Two of the biggest hitmakers of the '90s team up for a summer tour that kicks off with a local show when the Smashing Pumpkins and Marilyn Manson bring their End Times Tour to the Concord Pavilion Tuesday night.
Formed in Chicago in the late 1980s by guitarist and principle songwriter Billy Corgan, the Smashing Pumpkins would become one of the biggest bands of the '90s alternative-rock revolution. First garnering wide notice with their 1991 debut Gish, the band crafted a sound that touched on the gothic guitar orchestrations of the Cure with elements of metal, dream pop and psychedelia that earned them comparisons to Jane's Addiction.

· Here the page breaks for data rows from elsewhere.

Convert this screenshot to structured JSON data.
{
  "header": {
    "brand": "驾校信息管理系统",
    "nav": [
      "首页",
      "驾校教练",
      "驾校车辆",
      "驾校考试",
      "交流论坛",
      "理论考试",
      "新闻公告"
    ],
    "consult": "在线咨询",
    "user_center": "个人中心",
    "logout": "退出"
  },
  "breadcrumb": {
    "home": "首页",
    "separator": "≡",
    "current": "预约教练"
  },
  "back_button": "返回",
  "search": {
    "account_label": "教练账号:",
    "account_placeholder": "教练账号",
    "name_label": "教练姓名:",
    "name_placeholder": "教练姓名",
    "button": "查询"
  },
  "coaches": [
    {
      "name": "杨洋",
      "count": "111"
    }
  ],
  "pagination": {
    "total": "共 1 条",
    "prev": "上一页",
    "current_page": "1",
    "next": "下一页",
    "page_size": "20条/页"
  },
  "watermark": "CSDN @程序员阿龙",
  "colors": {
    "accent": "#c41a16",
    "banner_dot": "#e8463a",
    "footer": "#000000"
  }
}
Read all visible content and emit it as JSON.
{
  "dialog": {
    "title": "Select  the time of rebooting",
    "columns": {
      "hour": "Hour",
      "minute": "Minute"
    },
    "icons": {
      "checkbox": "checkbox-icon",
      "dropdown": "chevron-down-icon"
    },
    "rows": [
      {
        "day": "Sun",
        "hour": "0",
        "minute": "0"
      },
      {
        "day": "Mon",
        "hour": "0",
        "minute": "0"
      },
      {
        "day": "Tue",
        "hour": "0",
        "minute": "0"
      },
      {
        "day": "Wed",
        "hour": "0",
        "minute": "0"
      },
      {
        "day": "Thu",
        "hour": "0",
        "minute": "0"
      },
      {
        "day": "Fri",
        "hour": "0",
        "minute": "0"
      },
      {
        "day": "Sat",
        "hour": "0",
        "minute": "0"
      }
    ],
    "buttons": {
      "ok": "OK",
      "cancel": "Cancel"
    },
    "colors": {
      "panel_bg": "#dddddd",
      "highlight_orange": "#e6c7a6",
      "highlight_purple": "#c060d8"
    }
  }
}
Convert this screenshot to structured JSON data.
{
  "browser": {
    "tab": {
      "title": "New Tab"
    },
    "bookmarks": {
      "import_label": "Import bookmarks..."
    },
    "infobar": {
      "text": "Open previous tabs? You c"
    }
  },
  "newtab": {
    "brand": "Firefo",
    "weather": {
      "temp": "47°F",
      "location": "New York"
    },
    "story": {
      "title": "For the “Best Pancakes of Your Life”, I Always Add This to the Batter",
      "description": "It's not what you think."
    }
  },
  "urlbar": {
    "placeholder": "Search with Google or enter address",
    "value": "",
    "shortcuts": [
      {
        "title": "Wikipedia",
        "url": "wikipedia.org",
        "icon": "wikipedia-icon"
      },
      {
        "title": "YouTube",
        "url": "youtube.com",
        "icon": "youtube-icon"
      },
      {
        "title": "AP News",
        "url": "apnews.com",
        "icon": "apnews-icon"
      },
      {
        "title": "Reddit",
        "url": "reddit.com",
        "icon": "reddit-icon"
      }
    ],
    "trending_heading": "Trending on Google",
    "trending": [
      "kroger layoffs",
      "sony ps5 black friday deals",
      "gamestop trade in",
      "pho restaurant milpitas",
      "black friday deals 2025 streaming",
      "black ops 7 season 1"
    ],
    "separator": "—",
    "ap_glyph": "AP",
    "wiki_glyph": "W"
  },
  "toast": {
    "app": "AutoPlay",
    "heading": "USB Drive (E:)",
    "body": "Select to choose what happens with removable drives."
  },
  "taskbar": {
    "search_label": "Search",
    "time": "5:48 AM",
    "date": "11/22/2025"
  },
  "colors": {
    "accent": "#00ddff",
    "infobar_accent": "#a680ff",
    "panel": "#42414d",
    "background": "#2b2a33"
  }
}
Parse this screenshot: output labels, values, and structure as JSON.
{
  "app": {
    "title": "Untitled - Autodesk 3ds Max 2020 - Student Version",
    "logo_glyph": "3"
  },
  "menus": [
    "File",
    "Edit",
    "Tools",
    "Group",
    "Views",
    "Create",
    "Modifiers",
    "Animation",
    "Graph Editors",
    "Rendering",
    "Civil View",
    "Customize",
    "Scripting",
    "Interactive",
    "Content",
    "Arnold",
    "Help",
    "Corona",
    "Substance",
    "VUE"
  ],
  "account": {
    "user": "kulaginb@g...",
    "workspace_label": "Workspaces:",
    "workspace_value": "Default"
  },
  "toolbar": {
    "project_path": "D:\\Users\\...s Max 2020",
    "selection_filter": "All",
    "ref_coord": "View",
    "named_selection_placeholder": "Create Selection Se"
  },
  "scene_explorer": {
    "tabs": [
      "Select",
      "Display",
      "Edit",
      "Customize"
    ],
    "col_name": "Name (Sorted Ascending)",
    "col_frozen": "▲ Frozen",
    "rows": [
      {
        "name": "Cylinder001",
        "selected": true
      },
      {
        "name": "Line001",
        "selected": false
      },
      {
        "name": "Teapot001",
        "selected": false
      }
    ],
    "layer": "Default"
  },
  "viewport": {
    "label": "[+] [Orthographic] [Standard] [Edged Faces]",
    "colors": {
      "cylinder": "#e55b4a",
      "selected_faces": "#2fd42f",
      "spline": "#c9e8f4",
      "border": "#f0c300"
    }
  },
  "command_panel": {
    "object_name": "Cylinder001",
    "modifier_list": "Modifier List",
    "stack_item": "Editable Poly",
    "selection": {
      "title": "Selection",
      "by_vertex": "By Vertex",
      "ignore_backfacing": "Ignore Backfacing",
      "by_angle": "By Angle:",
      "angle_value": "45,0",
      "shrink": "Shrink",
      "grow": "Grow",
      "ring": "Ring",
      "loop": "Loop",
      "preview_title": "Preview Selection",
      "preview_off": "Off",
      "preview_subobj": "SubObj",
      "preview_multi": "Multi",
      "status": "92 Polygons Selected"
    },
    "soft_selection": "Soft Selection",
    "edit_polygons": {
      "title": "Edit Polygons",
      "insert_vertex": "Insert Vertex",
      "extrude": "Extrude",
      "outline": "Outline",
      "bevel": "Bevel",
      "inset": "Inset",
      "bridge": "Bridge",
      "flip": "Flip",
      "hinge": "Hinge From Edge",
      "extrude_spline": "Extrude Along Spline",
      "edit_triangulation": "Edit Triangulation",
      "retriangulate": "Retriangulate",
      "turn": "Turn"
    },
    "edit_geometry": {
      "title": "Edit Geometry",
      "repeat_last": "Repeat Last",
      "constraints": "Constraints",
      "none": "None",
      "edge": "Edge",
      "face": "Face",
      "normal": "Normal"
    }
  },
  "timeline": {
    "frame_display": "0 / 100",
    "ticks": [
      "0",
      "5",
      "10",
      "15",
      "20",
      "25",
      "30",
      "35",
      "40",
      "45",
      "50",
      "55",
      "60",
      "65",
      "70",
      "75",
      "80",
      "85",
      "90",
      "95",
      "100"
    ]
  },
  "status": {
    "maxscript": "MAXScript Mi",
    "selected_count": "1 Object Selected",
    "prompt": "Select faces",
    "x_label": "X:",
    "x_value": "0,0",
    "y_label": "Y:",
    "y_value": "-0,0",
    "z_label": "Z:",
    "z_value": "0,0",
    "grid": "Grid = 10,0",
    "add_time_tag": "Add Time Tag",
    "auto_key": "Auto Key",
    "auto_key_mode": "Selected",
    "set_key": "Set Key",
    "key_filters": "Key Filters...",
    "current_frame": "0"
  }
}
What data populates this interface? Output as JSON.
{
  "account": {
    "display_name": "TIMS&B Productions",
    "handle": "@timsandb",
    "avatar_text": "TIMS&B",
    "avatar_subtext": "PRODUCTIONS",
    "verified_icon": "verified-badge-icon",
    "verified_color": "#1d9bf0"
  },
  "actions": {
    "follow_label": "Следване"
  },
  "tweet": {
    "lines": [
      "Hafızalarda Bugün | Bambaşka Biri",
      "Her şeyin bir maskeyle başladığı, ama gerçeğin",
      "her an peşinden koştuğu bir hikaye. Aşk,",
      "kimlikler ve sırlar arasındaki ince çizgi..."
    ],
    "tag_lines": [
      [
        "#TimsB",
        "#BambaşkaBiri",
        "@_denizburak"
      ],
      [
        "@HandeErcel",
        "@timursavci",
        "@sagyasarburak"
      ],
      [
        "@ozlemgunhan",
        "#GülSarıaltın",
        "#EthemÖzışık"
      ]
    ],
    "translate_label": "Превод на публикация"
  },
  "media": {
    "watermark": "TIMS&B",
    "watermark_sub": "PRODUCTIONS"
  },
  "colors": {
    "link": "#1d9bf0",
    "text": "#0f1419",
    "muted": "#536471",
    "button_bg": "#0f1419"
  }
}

It wasn't until the release of Siamese Dream in 1993 that the band crossed over to mainstream success. Powered by the hit MTV singles "Today," "Cherub Rock" and "Disarm," the album became a massive hit and elevated the band to arena-headlining status despite growing tensions among members (the relationship between guitarist James Iha and bassist D'arcy Wretsky disintegrated before the album was recorded, while drummer Jimmy Chamberlin struggled with alcohol and heroin addiction).
The ambitious follow-up effort Mellon Collie and the Infinite Sadness, a double CD featuring the radio singles "Bullet With Butterfly Wings" and "1979," cemented the quartet's status as one of the most successful rock bands of the decade. Unfortunately, continuing turmoil led to Chamberlin's firing in 1996 after the heroin overdose of touring keyboard player Jonathan Melvoin. The group would continue in a more electronic direction with Adore in 1998, but eventually split up after a final farewell show in Chicago in 2000.
After spending a better part of the '90s redefining electric guitar rock, Corgan took steps in a decidedly different direction both with his group Zwan (which also featured Chamberlin) and on his first proper solo release, 2005's The Future Embrace. But since Corgan had taken out a full-page ad in Chicago Tribune revealing his desire to reform the Smashing Pumpkins just prior to the tour supporting that album, many fans held out for the inevitable resurrection of the group that came to fruition with the 2007 album Zeitgeist.
Though critics weren't kind to that effort, the chance to see Corgan and longtime collaborator Chamberlin on the drums alongside new members playing classic Pumpkins tunes as well as new material was too much for local fans to resist as Corgan and company quickly sold out an 11-night run of shows at San Francisco's Fillmore that year.
Chamberlin would later departe the group, leaving Corgan to find not just a new drummer but put together an entirely revamped line-up of the band with guitarist Jeff Schroeder (a member since 2007), drummer Mike Byrne and bassist Nicole Fiorentino. That line-up of the group played on the songs of the Pumpkins' latest and possibly most ambitious effort, the 44-song epic Teargarden by Kaleidyscope that included the 2012 album Oceania.
While Schroeder remains in the band, this time Corgan returns to the road with a couple of noted players filling out the Pumpkins as Rage Against the Machine/Audioslave drummer Brad Wilk and Killers bassist Mark Stoermer share the stage with the guitarist. The band mixes classic songs with tunes from the new Smashing Pumpkin effort Monuments to an Elegy when they take the Concord Pavilion stage with Marilyn Manson.
A protege of Nine Inch Nails leader Trent Reznor, Brian Warner took on the stage name Marilyn Manson as part of the band the Spooky Kids while going to college in Fort Lauderdale. After discovering the group, Reznor produced their 1994 debut, Portrait of an American Family, issued it on his Nothing Records label and took them out on a national tour promoting the landmark NIN album The Downward Spiral.
Reznor would co-produce the band's breakout effort Antichrist Superstar in 1996, but Manson edged further into the mainstream with the concept follow-up album Mechanical Animals that took it's inspiration from glam-era David Bowie. Most of the following decade found the singer remaining a popular touring attraction, but his albums were met with more and more critical indifference. It was Manson's successful pursuit of a second career as an actor that brought him into contact with his latest collaborator. He met composer Tyler Bates in 2013 after acting on the HBO show Californication and the following year ended up recording the blues-infused effort The Pale Emperor that was released to solid notices.
The Smashing Pumpkins and Marilyn Manson
Tuesday, July 7, 8 p.m. $30-$109.50